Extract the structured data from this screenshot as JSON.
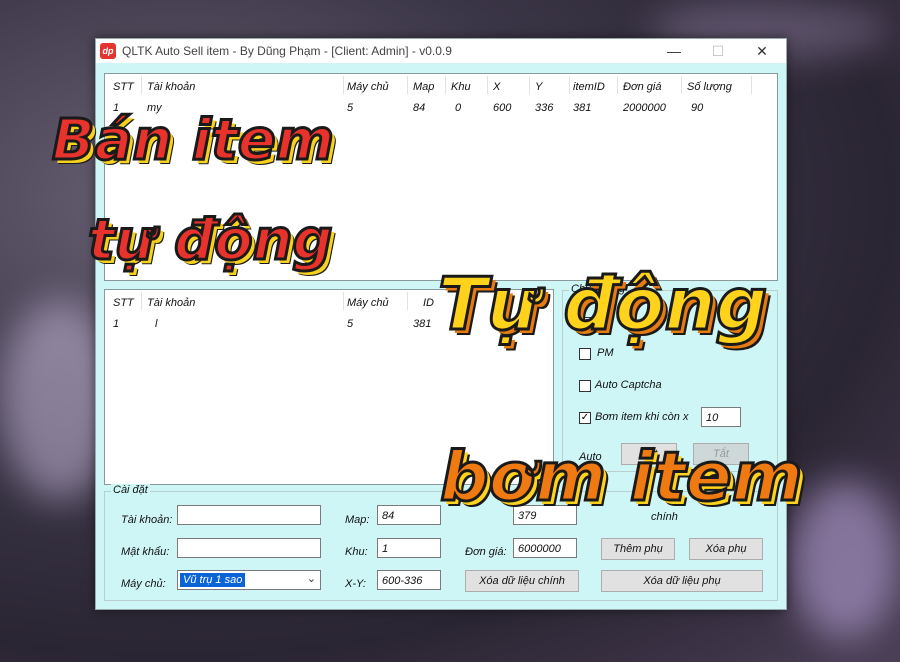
{
  "window": {
    "title": "QLTK Auto Sell item - By Dũng Phạm - [Client: Admin] - v0.0.9",
    "icon_label": "dp",
    "minimize": "—",
    "maximize": "☐",
    "close": "✕"
  },
  "top_list": {
    "columns": [
      "STT",
      "Tài khoản",
      "Máy chủ",
      "Map",
      "Khu",
      "X",
      "Y",
      "itemID",
      "Đơn giá",
      "Số lượng"
    ],
    "rows": [
      [
        "1",
        "my",
        "5",
        "84",
        "0",
        "600",
        "336",
        "381",
        "2000000",
        "90"
      ]
    ]
  },
  "bottom_list": {
    "columns": [
      "STT",
      "Tài khoản",
      "Máy chủ",
      "ID"
    ],
    "rows": [
      [
        "1",
        "l",
        "5",
        "381"
      ]
    ]
  },
  "features": {
    "group_label": "Chức năng",
    "checkboxes": [
      {
        "label": "Ch",
        "checked": true
      },
      {
        "label": "PM",
        "checked": false
      },
      {
        "label": "Auto Captcha",
        "checked": false
      },
      {
        "label": "Bơm item khi còn x",
        "checked": true
      }
    ],
    "pump_threshold": "10",
    "auto_label": "Auto",
    "on_button": "Bật",
    "off_button": "Tắt"
  },
  "settings": {
    "group_label": "Cài đặt",
    "account_label": "Tài khoản:",
    "account_value": "",
    "password_label": "Mật khẩu:",
    "password_value": "",
    "server_label": "Máy chủ:",
    "server_value": "Vũ trụ 1 sao",
    "map_label": "Map:",
    "map_value": "84",
    "zone_label": "Khu:",
    "zone_value": "1",
    "xy_label": "X-Y:",
    "xy_value": "600-336",
    "itemid_value": "379",
    "price_label": "Đơn giá:",
    "price_value": "6000000",
    "main_hidden_label": "chính",
    "add_sub_button": "Thêm phụ",
    "delete_sub_button": "Xóa phụ",
    "clear_main_button": "Xóa dữ liệu chính",
    "clear_sub_button": "Xóa dữ liệu phụ"
  },
  "overlay": {
    "line1": "Bán item",
    "line2": "tự động",
    "line3": "Tự động",
    "line4": "bơm item"
  },
  "colors": {
    "window_bg": "#cff6f6",
    "overlay_red": "#e8322c",
    "overlay_yellow": "#ffd21c",
    "overlay_orange": "#f07a12",
    "icon_red": "#e3342f"
  }
}
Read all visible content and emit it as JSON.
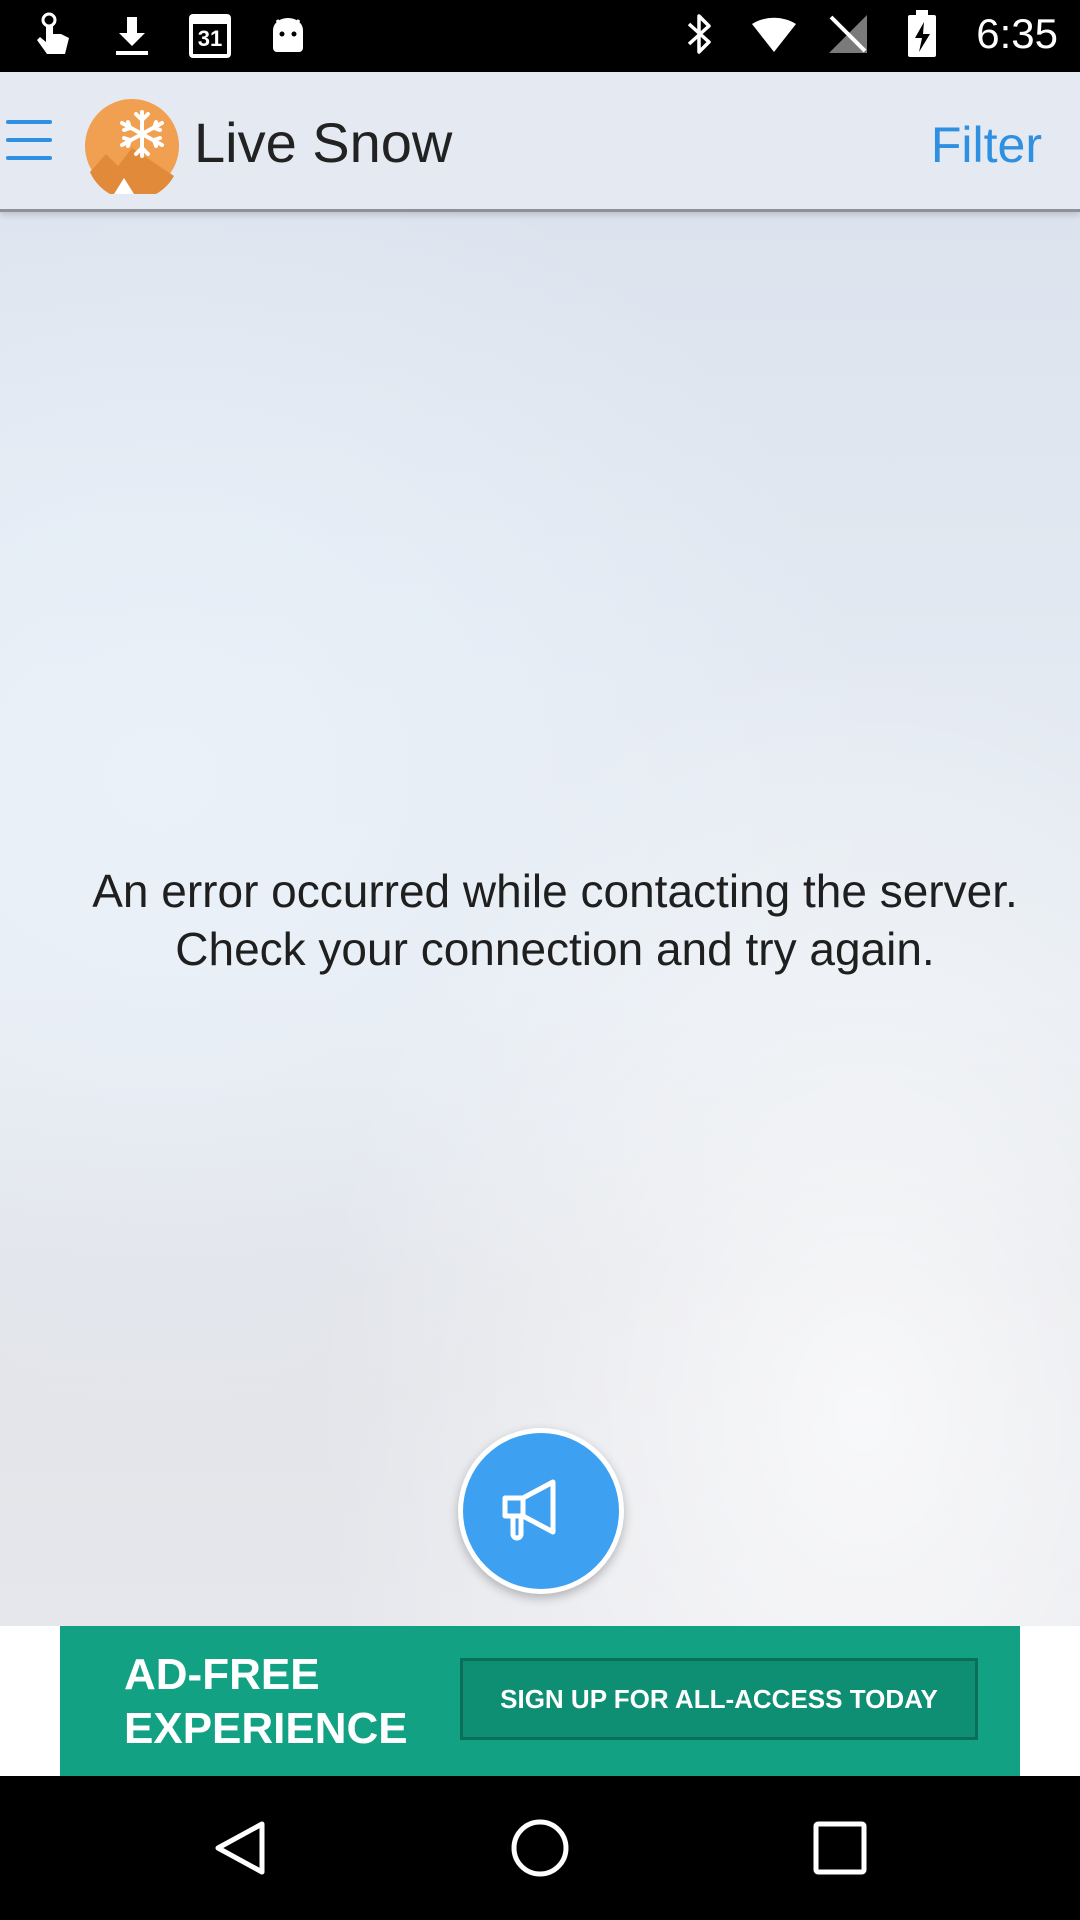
{
  "status_bar": {
    "time": "6:35",
    "calendar_day": "31",
    "left_icons": [
      "touch-icon",
      "download-icon",
      "calendar-icon",
      "android-icon"
    ],
    "right_icons": [
      "bluetooth-icon",
      "wifi-icon",
      "no-signal-icon",
      "battery-charging-icon"
    ]
  },
  "app_bar": {
    "title": "Live Snow",
    "filter_label": "Filter",
    "menu_icon": "hamburger-menu-icon",
    "logo_icon": "snowflake-mountain-logo"
  },
  "main": {
    "error_line1": "An error occurred while contacting the server.",
    "error_line2": "Check your connection and try again.",
    "fab_icon": "megaphone-icon"
  },
  "ad": {
    "headline_line1": "AD-FREE",
    "headline_line2": "EXPERIENCE",
    "cta_label": "SIGN UP FOR ALL-ACCESS TODAY"
  },
  "nav_bar": {
    "buttons": [
      "back-icon",
      "home-icon",
      "recents-icon"
    ]
  },
  "colors": {
    "accent_blue": "#2f8fe0",
    "fab_blue": "#3ea0f0",
    "ad_green": "#12a283",
    "logo_orange": "#f0a050"
  }
}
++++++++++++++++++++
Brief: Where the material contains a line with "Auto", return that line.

Written answer:
    "title": "QLTK Auto Sell item - By Dũng Phạm - [Client: Admin] - v0.0.9",
        "label": "Auto Captcha",
    "auto_label": "Auto",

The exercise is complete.